By Hunter Hines
Christian Action League
December 30, 2020
Last week, the North Carolina Sheriffs’ Association sent a memo via email to all the state’s sheriffs saying that they could not find any legal grounds for Governor Cooper’s Executive Order No. 183. The governor’s order, which was issued December 21st, authorizes and instructs the ABC Commission to allow certain mixed beverage permittees (restaurants, hotels, private clubs, private bars, and holders of distillery permits) to sell and deliver mixed beverages for off-site consumption.
The order’s purpose, the governor said, was to help a struggling hospitality industry, which has already been hindered by capacity limits and other restrictions placed on such establishments during the pandemic.
The memo to the state’s sheriffs was from Eddie Caldwell, the executive vice president and general counsel of the Sheriffs’ Association. Caldwell stated, in summary, two primary concerns with the governor’s executive order. They were:
- “Current state law does not authorize the sale of a mixed alcoholic beverage for carry-out or delivery to the customer, even if the alcoholic beverage is sold and transported off-premises in a sealed container. We are not aware of and have not found any legal authority that would authorize an override of this State law prohibition by the governor or the chair of the ABC Commission (even if directed to do so by the Governor).
- “Current state law does not authorize the transportation of any spirituous liquor in the passenger area of a motor vehicle in anything other than the manufacturer’s unopened original container. We are not aware of and have not found any legal authority that would authorize an override by the governor or the chair of the ABC Commission (even if directed to do so by the governor) of the statutory prohibition against transporting any spirituous liquor in the passenger area of a motor vehicle in anything other than the manufacturer’s unopened original container.
“Any spirituous liquor in any container other than the manufacturer’s unopened original container would have to be transported in the trunk of a motor vehicle or other area considered by law not to be in the passenger area.”
Cooper’s office has since responded to the sheriffs’ concerns with the following statement:
“The Governor’s Office works to ensure that executive orders adhere to state law and has consulted with the Department of Justice and received concurrence from the Council of State without objection in allowing to-go beverages. Local law enforcement should continue to enforce the Governor’s executive orders and state law.”
Sen. Phil Berger, Senate President Pro-tempore, also responded with his own statement to ABC 11, which read:
“There’s a question as to whether Gov. Cooper has the authority to make this decision, even with Council of State approval. The Sheriffs Association’s legal interpretation is likely correct. Now, whether someone sues over it is a different question. On the merits of the policy, Sen. Berger personally supports a temporary change in law, but he’s only one vote of 50, and sufficient support within the Senate did not materialize when the issue came up earlier this year.”
Rev. Mark Creech, executive director of the Christian Action League, noted that the sheriffs and Berger were right. “We fought this battle when legislation for curbside cocktails was included in the COVID relief bill during the short session.

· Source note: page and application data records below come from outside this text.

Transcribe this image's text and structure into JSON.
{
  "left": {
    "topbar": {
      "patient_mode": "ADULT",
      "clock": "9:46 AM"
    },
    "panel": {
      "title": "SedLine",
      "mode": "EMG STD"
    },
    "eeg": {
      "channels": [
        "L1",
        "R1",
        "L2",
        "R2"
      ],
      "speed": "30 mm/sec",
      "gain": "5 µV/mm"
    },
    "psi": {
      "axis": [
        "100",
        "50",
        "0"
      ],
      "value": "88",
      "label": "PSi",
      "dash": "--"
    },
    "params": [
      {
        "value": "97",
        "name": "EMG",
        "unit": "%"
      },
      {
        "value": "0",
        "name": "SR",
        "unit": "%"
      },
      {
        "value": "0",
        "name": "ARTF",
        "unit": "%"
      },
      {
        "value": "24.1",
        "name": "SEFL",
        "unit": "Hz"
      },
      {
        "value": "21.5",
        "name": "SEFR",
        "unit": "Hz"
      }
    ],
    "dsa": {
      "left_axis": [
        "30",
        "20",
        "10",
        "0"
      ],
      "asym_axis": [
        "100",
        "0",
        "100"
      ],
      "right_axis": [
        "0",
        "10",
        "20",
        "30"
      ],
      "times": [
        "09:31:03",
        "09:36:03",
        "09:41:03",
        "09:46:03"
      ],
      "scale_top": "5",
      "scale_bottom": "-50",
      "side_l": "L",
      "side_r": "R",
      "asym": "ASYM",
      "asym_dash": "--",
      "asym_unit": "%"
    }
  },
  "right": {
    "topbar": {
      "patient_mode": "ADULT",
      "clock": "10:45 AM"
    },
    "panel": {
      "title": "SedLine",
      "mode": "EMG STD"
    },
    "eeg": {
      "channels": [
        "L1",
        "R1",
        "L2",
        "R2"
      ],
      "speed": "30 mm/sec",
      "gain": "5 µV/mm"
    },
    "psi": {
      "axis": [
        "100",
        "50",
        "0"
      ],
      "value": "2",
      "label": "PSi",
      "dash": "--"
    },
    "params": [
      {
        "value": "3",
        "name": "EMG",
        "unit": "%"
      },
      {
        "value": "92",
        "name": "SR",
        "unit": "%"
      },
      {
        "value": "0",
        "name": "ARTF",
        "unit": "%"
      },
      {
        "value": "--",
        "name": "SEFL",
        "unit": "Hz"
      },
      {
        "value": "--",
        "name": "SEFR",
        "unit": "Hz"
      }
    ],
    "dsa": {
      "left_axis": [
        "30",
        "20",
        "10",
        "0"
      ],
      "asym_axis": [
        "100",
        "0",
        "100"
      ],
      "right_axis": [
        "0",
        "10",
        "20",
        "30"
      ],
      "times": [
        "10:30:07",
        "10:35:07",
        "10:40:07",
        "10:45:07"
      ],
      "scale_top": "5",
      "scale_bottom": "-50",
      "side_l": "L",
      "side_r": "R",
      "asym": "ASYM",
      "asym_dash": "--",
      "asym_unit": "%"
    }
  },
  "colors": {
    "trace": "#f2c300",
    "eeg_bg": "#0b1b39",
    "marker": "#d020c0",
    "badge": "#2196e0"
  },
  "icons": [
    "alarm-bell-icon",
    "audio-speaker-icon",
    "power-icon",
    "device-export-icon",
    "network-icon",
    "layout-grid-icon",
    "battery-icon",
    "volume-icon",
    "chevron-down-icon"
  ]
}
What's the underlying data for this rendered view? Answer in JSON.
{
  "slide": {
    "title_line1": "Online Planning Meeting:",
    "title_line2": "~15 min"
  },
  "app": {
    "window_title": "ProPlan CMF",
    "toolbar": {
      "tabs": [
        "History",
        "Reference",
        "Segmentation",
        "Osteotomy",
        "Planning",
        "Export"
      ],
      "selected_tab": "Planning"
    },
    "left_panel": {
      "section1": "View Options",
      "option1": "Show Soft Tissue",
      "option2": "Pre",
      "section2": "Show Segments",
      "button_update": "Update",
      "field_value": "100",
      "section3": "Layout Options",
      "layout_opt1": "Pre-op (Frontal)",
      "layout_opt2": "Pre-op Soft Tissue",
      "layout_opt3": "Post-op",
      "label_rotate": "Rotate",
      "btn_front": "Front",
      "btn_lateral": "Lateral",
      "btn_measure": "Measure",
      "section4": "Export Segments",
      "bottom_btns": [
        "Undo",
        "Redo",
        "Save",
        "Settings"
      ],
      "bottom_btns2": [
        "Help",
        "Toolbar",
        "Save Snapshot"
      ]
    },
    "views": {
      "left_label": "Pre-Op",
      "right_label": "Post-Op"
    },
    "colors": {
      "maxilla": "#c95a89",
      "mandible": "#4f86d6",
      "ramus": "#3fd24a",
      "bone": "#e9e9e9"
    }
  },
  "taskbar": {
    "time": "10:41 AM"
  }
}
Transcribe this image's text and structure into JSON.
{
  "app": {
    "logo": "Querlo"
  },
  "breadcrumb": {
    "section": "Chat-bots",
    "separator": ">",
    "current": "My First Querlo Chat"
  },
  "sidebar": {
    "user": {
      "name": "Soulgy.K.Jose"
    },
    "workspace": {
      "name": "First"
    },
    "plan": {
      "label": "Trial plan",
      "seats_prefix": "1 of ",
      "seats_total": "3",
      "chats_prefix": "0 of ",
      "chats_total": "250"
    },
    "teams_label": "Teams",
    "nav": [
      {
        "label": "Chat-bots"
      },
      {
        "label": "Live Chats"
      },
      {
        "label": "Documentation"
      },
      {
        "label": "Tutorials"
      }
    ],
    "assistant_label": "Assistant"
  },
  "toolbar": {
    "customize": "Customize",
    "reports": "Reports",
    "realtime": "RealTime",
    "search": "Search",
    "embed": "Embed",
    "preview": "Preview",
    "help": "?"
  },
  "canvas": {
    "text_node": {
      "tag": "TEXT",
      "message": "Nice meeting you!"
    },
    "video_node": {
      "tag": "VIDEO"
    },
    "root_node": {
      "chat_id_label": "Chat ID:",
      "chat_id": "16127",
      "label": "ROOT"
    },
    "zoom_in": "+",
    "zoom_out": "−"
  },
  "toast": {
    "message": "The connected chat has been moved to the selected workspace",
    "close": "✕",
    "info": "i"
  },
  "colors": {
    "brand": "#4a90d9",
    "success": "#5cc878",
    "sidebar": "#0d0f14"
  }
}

The House passed the measure with the alcohol provision in it, but the Senate was more deliberative and wisely took it out,” said Creech.
The Christian Action League maintains these concerns about the governor’s order:
- Drinking has been sky high during the COVID 19 crisis. Mixed drinks to-go pose a unique challenge for people suffering from alcoholism or an alcohol use disorder. People who drink too much often do so to cope with stress, and studies have shown that people who drink alone, which cocktails to-go facilitates, are at greater risks. Moreover, people who drink too much weaken their immune system and become more susceptible to respiratory ailments like pneumonia and possibly the coronavirus.
- Curbside cocktails create scenarios that make impaired driving and underage drinking more likely, despite safeguards put in place.
- The governor’s order could work against the state’s overarching goal of keeping Emergency Rooms and hospitals freed up.
- The current order has no requirement for the purchase of a meal along with an alcohol purchase. It does not require a food purchase at all, something that helps. Alcohol mixed with food takes longer to absorb than alcohol consumed on an empty stomach, which can help prevent overconsumption.
- It does not require that communities opt-in or opt-out of these sales. Therefore, it removes local control of liquor sales. When voting for the sale of mixed beverages, no community in North Carolina ever agreed to mixed cocktails to-go. Therefore, the will of the people is being circumvented in favor of those who sell liquor.
- There are practically no standards or resources made available for enforcement or compliance with the order. The order is quite confusing for law enforcement.
- The order also calls into question where the liability for problematic or illegal sales or delivery lies. It’s not clear.
In a recent press release regarding the governor’s executive order, Rev. Creech said, “I believe that if the governor really wants to help an ailing hospitality industry, then he ought to lift these draconian lockdown restrictions on businesses and allow them to open up. I don’t mean to say that the coronavirus isn’t real. Nevertheless, none of this makes any sense for a virus that 99.4-6% of those who contract it recover. The median age of death is over 70 years old with an underlying health condition, and for which getting past this pandemic relies on herd immunity and openness. Until recently, medical experts for decades warned against disturbing social functioning in the event of disease. Yet this is what’s happening!”